CFPB Improvements

Recent Activity

Changing Leadership

President Biden formally submitted his nomination of Rohit Chopra, who is currently serving as an FTC Commissioner, as CFPB Director in February 2021. The Senate Banking Committee held Chopra’s confirmation hearing in March 2021 and Chopra awaits a vote before the full Senate. Currently the CFPB is under the leadership of Acting Director Dave Uejio, who has said the Bureau’s priorities will include fair lending enforcement, racial equity, and continued pandemic relief efforts. Former Director Kathy Kraninger, who had been nominated by President Trump and confirmed by the Senate in 2018, resigned in January 2021.

Regulatory and Legislative Priorities

NAFCU is excited to work with Acting Director Uejio to ensure a healthy regulatory environment in which credit unions can grow, thrive and successfully serve their membership. Previously, NAFCU shared credit unions' concerns and priorities with Director Kraninger, and highlighted the value of credit unions to the nation’s economy and, in particular, individuals of modest means. At a March 2019 meeting with Kraninger, NAFCU President and CEO Dan Berger discussed issues relevant to credit unions, including: implementing provisions of the NAFCU-backed Economic Growth, Regulatory Relief, and Consumer Protection Act (S. 2155), reporting on Home Mortgage Disclosure Act (HMDA) data, ensuring fintech competes on a level playing field with credit unions, the CFPB’s proposed changes to its Payday Rule, and compliance with the TILA/RESPA integrated disclosure (TRID) rule.

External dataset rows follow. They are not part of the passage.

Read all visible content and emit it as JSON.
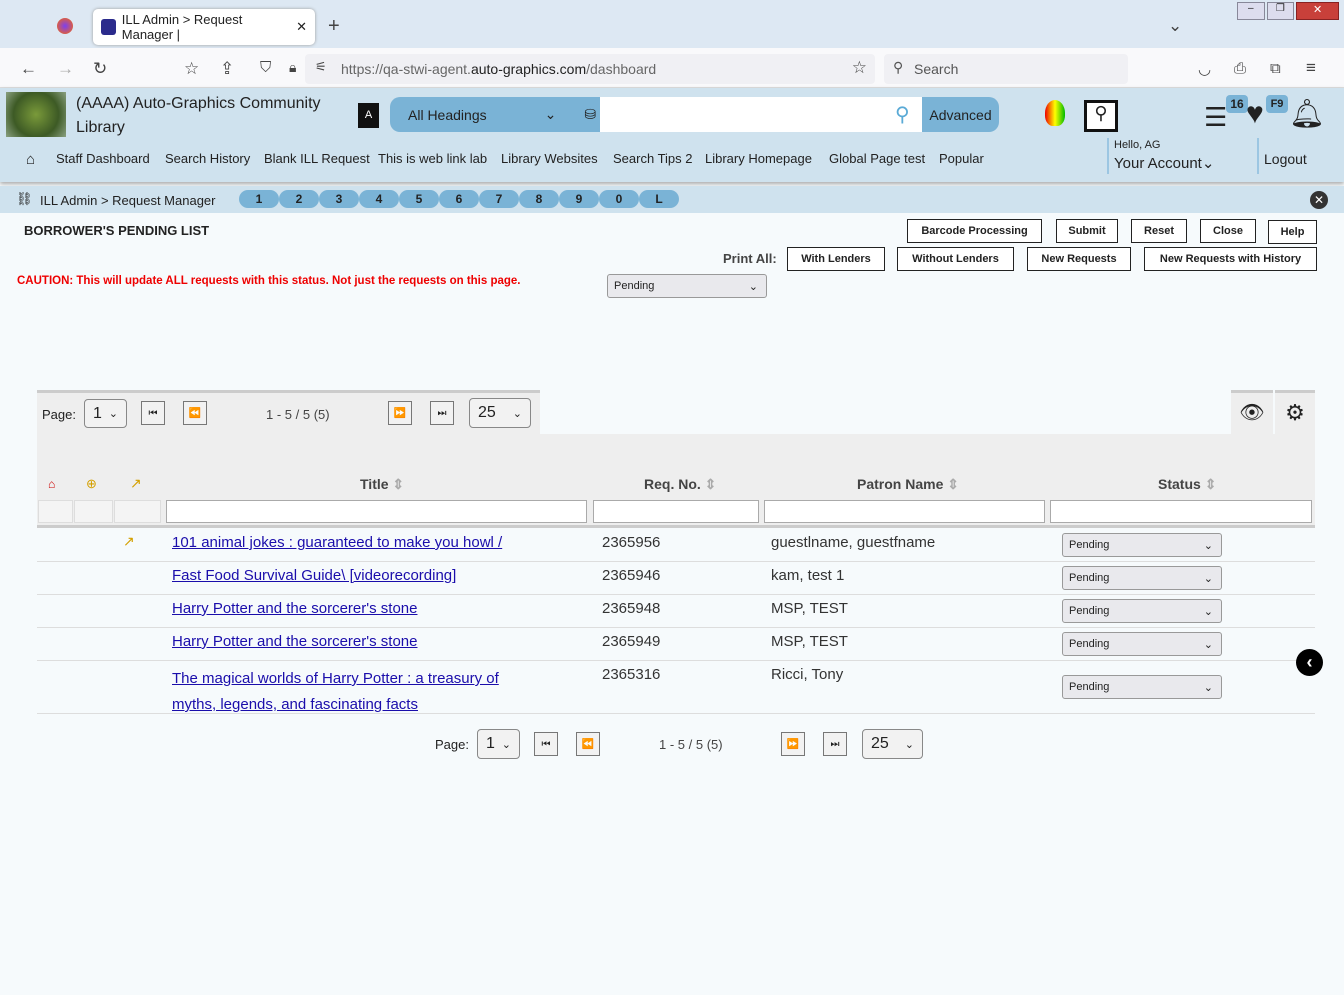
{
  "browser": {
    "tab_title": "ILL Admin > Request Manager |",
    "url_prefix": "https://qa-stwi-agent.",
    "url_domain": "auto-graphics.com",
    "url_path": "/dashboard",
    "search_placeholder": "Search"
  },
  "header": {
    "library_name_1": "(AAAA) Auto-Graphics Community",
    "library_name_2": "Library",
    "heading_select": "All Headings",
    "advanced": "Advanced",
    "badge_list": "16",
    "badge_heart": "F9",
    "hello": "Hello, AG",
    "account": "Your Account",
    "logout": "Logout"
  },
  "nav": [
    "Staff Dashboard",
    "Search History",
    "Blank ILL Request",
    "This is web link lab",
    "Library Websites",
    "Search Tips 2",
    "Library Homepage",
    "Global Page test",
    "Popular"
  ],
  "breadcrumb": "ILL Admin > Request Manager",
  "pills": [
    "1",
    "2",
    "3",
    "4",
    "5",
    "6",
    "7",
    "8",
    "9",
    "0",
    "L"
  ],
  "page": {
    "title": "BORROWER'S PENDING LIST",
    "caution": "CAUTION: This will update ALL requests with this status. Not just the requests on this page.",
    "status_select": "Pending",
    "print_all": "Print All:",
    "buttons": [
      "Barcode Processing",
      "Submit",
      "Reset",
      "Close",
      "Help"
    ],
    "print_buttons": [
      "With Lenders",
      "Without Lenders",
      "New Requests",
      "New Requests with History"
    ]
  },
  "pager": {
    "label": "Page:",
    "page": "1",
    "range": "1 - 5 / 5 (5)",
    "per_page": "25"
  },
  "table": {
    "headers": [
      "Title",
      "Req. No.",
      "Patron Name",
      "Status"
    ],
    "rows": [
      {
        "title": "101 animal jokes : guaranteed to make you howl /",
        "req": "2365956",
        "patron": "guestlname, guestfname",
        "status": "Pending",
        "flag": true
      },
      {
        "title": "Fast Food Survival Guide\\ [videorecording]",
        "req": "2365946",
        "patron": "kam, test 1",
        "status": "Pending"
      },
      {
        "title": "Harry Potter and the sorcerer's stone",
        "req": "2365948",
        "patron": "MSP, TEST",
        "status": "Pending"
      },
      {
        "title": "Harry Potter and the sorcerer's stone",
        "req": "2365949",
        "patron": "MSP, TEST",
        "status": "Pending"
      },
      {
        "title_1": "The magical worlds of Harry Potter : a treasury of",
        "title_2": "myths, legends, and fascinating facts",
        "req": "2365316",
        "patron": "Ricci, Tony",
        "status": "Pending"
      }
    ]
  }
}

Additionally, in July 2020, NAFCU wrote to the House Financial Services Committee (HFSC) and the Senate Banking Committee preceding their semi-annual oversight hearings of the CFPB. NAFCU reiterated its support of Kraninger’s efforts to provide financial institutions with targeted relief and regulatory certainty. NAFCU has also urged Kraninger to consider keeping a modified debt-to-income ratio in regards to their qualified mortgage rulemaking and modernize the Electronic Signatures in Global and National Commerce Act.

The CFPB recently took action on several notable rulemakings/issues, and NAFCU remains actively engaged to ensure credit unions’ concerns are taken into account:

  • Home Mortgage Disclosure: CFPB finalized adjustments to data collection and reporting thresholds in April 2020. NAFCU staff and member credit unions met with the CFPB to discuss HMDA-related issues in March 2021. CFPB’s latest regulatory agenda did not include any new rulemaking efforts.
  • Debt Collection: In January 2021 the CFPB finalized its debt collection rule for third-party debt collectors, which established a strict liability standard and prohibited legal actions on time-barred debts. The rule also requires debt collectors to contact consumers about debts before passing information to a credit reporting agency. NAFCU provided a summary and analysis of the rule in a Final Regulation. An earlier final rule, published in November 2020, establishes time, place, and manner restrictions for third-party debt collectors’ communications with consumers and provides consumers with the ability to designate a means of communication that debt collectors cannot use to contact them.
  • Qualified Mortgage Definition: The CFPB issued the QM final rule in December 2020. The rule governs how mortgage lenders determine a borrower’s ability to repay and establishes other criteria. NAFCU analyzed the details of the rule in a Final Regulation. Additionally, the CFPB published a separate final rule to set the definition of a “seasoned qualified mortgage.” The effective date for the QM rule was delayed to October 1, 2022.
  • UDAAP: In March 2021, Acting Director Uejio rescinded the CFPB’s policy statement on the “abusive” prong of UDAAP, which was initially released in January 2020. NAFCU continues to advocate for regulatory certainty on the meaning of “abusive” acts or practices.
  • Section 1071: NAFCU staff met with the CFPB in July 2021 to discuss potential rulemaking efforts on reporting requirements for small business lending under Section 1071 of the Dodd-Frank Act. This followed the CFPB’s release of an outline of proposals for implementing this requirement, which NAFCU analyzed in a Regulatory Alert. NAFCU is urging the CFPB to exempt credit unions from any data collection requirement under Section 1071.
  • Section 1033: In October 2020 the CFPB published an advance notice of proposed rulemaking on consumers’ rights to access their financial records under Section 1033 of the Dodd-Frank Act. NAFCU’s comment to the CFPB emphasized the need for protecting data privacy and security as well as ensuring credit unions are not overly burdened with compliance costs. NAFCU staff met with the CFPB to discuss this issue further in March 2021.

In its Spring 2021 rulemaking agenda, the CFPB listed proposed rules on business lending data, control standards for automated valuation models, and mortgage servicing in connection to the end of pandemic-related forbearances.